Exercise instructions: From the data that follows, copy every line holding the string "name".

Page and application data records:

◆ ◆ ◆ ◆ ◆ ◆ ◆

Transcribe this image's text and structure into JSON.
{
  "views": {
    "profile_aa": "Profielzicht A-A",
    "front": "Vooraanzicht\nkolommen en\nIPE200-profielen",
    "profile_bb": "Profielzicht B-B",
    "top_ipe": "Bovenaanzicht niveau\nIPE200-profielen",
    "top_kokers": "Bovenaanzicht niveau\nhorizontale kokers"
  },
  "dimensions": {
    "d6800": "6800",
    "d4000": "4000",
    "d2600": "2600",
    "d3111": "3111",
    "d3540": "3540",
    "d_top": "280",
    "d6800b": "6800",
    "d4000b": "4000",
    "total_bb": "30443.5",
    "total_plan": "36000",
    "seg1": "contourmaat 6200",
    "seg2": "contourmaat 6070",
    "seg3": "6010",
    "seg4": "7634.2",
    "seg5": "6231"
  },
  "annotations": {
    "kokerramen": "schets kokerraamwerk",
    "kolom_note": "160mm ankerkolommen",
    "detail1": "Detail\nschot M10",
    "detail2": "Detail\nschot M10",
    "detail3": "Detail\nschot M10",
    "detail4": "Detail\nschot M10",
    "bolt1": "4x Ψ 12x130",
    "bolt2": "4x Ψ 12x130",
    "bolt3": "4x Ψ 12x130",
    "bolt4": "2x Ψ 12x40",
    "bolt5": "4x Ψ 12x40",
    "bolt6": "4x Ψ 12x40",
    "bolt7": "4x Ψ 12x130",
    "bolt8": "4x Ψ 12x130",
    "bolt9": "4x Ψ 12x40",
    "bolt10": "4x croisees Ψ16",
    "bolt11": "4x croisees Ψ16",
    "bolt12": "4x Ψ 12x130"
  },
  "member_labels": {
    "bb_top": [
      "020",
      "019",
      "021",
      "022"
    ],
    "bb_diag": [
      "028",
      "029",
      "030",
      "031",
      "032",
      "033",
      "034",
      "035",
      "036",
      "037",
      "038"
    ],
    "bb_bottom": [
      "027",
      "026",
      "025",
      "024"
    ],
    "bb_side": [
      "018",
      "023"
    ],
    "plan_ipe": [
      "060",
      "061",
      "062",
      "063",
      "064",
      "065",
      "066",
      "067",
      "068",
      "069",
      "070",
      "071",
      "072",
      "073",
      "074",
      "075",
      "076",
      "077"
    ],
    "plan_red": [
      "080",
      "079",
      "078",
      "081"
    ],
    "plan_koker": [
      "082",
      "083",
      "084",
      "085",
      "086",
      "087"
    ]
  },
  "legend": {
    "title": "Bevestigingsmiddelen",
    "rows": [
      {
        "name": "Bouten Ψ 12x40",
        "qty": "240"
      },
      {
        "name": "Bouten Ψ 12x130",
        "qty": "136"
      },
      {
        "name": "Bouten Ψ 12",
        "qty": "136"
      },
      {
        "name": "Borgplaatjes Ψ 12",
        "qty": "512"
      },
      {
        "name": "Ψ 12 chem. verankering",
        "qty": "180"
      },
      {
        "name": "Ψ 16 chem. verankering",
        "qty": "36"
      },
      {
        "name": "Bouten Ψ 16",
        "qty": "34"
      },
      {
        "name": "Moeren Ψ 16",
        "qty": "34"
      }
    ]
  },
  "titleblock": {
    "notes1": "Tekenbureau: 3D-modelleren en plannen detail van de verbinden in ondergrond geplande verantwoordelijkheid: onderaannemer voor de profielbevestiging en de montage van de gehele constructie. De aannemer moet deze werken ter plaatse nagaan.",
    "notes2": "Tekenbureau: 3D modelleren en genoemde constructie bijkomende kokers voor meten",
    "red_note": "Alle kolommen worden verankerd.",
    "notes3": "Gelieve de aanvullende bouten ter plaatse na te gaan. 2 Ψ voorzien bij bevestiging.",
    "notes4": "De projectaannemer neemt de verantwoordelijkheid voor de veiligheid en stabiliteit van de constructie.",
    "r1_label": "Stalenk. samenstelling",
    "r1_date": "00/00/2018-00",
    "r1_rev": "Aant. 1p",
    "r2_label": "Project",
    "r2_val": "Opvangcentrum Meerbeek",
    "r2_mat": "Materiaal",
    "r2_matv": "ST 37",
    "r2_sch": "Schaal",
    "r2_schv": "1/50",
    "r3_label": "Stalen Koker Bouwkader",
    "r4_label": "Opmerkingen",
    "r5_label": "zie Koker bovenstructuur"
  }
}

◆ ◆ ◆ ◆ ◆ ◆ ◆

Exercise output:
        "name": "Bouten Ψ 12x40",
        "name": "Bouten Ψ 12x130",
        "name": "Bouten Ψ 12",
        "name": "Borgplaatjes Ψ 12",
        "name": "Ψ 12 chem. verankering",
        "name": "Ψ 16 chem. verankering",
        "name": "Bouten Ψ 16",
        "name": "Moeren Ψ 16",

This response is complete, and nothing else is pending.